I have a strict policy of avoiding information about new movies I haven’t seen yet. I eat up the trailers for the next Star Wars and Marvel movies like anyone else, but there’s something about going in cold to a new movie that lets you figure the movie out without anyone else’s opinions rattling around in your head. This turned out to work really well for “The Gift,” a movie that expertly uses mystery, suspense and slow-burn reveals to craft a dark and disturbing story.
The film is a psychological thriller directed by Joel Edgerton, who stars alongside Jason Bateman and Rebecca Hall. A general problem with horror movies is that there are easy ways to be really gross without being terrifying, but what’s great about “The Gift” is that it is a horror-thriller that knows how to manipulate the regular tropes in order to make viewers’ skin crawl.
Without giving much away, the movie is about a young-ish married couple moving to a new home in California where we find that not everyone is who they seem to be. Husband Simon (Bateman) has a new job, and wife Robyn (Hall) continues running her design firm out of the house. But when Simon has a chance meeting with Gordo (Edgerton), an old classmate who seems to know things about Simon that Robyn never learned, an awkward battle of social obligation ensues: Gordo has a predilection for giving gifts, and while at the first the couple reluctantly return his advances, Gordo can’t seem to leave the two alone. Some gifts aren’t wanted, and some can’t easily be returned.
This premise could work for a number of different genres, and while psychological thriller might be the official category, the movie swirled many elements from different genres into the finished product: it uses horror techniques but also uses lush architecture shots that could come from any art-house film. The drip-by-drip flow of character development could fit in any good drama or mystery flick as well. Not surprisingly then, the movie’s main strength is its genre savviness, modifying tropes like the “nice guy who is creepier than he seems” bit over and over until you have no idea what will hit you next.
The trailer shows Bateman and Edgerton frequently, but the true main character is Robyn, and her camera shots switched from claustrophobic horror angles that hide any peripheral vision from the viewer to stationary, voyeuristic long shots. You really feel for her: are her fears all in her head? At the same time, the voyeurism forces you behind the eyes of whomever (or whatever) is peering around corners and through faraway windows.
While the overall ambience certainly feels paranoid, some sets were shot without any horror in them. Simon and Robyn’s house is gorgeous, which is demonstrated right away in the first scene a realtor gives the couple a tour. The realtor gushes about the house’s huge floor-to-ceiling windows and open floor plan, which seems like trivial information in the first scene (I certainly forgot about them in about 30 seconds), but so much of the movie is shot in the house that I developed a real familiarity with their home, and this added another layer of creepiness because eventually it started feeling like someone was creeping around my own house. Also, the big windows seem a lot less charming when you think someone is stalking you.

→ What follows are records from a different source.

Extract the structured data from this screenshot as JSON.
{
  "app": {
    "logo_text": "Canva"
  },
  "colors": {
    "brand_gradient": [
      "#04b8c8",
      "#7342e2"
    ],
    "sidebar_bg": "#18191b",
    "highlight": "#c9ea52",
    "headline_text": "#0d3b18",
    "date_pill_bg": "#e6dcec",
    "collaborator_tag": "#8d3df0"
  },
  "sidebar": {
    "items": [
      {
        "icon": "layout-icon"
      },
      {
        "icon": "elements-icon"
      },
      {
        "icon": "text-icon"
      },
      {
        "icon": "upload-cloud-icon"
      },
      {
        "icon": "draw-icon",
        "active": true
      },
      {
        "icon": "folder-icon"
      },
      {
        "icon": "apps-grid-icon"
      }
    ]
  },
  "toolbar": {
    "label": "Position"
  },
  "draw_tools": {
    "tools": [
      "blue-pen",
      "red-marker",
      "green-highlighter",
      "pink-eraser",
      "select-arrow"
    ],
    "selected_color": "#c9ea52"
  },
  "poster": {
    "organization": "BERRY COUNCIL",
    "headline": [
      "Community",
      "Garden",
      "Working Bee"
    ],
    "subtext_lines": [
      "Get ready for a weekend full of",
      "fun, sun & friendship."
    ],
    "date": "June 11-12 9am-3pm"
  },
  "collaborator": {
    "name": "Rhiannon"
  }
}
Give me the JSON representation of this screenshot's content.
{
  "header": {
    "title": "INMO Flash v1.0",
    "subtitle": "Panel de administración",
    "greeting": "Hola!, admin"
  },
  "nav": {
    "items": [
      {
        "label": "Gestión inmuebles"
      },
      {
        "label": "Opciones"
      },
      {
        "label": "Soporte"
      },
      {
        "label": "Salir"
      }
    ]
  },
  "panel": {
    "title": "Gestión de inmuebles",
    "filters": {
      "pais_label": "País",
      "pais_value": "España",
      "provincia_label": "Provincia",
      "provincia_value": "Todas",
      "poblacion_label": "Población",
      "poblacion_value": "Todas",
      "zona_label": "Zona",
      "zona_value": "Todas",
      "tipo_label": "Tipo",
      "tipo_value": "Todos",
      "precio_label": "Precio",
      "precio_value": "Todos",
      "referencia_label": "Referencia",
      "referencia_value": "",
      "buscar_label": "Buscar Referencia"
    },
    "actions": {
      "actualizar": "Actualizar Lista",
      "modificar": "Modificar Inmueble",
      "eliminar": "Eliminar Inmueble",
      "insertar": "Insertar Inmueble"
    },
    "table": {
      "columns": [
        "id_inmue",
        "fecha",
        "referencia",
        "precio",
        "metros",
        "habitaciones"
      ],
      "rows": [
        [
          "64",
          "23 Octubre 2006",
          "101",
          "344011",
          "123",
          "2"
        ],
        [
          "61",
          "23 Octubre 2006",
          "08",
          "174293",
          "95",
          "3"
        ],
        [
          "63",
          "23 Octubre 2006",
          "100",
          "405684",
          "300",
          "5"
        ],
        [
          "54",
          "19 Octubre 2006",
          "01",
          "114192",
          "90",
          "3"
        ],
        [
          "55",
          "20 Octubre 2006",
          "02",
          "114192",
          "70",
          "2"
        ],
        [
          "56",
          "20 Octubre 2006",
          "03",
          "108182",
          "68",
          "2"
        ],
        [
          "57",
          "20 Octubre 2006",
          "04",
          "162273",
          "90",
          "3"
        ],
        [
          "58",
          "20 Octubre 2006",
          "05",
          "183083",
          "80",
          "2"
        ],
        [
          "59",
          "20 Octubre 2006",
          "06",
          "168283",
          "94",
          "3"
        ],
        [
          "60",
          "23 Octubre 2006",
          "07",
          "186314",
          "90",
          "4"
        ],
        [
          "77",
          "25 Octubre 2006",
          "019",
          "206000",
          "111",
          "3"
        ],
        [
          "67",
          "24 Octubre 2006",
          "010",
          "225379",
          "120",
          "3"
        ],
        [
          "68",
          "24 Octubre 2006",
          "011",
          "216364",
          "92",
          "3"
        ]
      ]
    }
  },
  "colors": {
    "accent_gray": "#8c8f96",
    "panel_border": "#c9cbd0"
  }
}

As the story develops, the psychological aspect of the movie develops in several ways. The dissolution of sanity is felt most strongly in Hall’s character, as her paranoia and past tendencies become too strong to ignore. Her progressive loss of trust for Gordo, her husband and her own mind again runs parallel to the actual plot, making everything that happens have two or three layers. I personally followed her paranoia most closely: was that knife always sitting on the counter? Was the water already running in the kitchen sink? Why do I keep hearing something in the nursery? This is made more striking as Simon is heavily in denial, assuring his wife that nothing is wrong and that trusting him is the best thing for her psyche.
As these elements bring the stakes higher and as the characters are unwrapped and revealed one ribbon at a time, the intelligence of the movie manifests in unexpected character developments and revelations and not in a whodunnit-style shocker ending or a bloodbath climax.
Between the nervous teeth-grinding and uncomfortable seat-shifting, several concepts develop alongside the action. The complexities of truth, deception, paranoia and the refusal of the past to go quietly all come out to play, and I found myself split between the three characters. I identified with Gordo’s desire for catharsis after decades of silence, Robyn’s relentless search for the truth and Simon’s desperate wish for the past to remain the past, but I wasn’t completely attached to any of the three as one fact after another became clear.
The slow reveal of personalities and the past make “The Gift” an awesome mixture of thriller and character study, and all three performances were very strong, especially Bateman’s, who I haven’t seen play against type this well since his role as asshole musician in Juno. I can’t wait to see what else Edgerton has in store as a director.
Between deadlines and gaming Dylan enjoys manipulating words for his personal gain, staring blankly at the space between the stars and also Chipotle.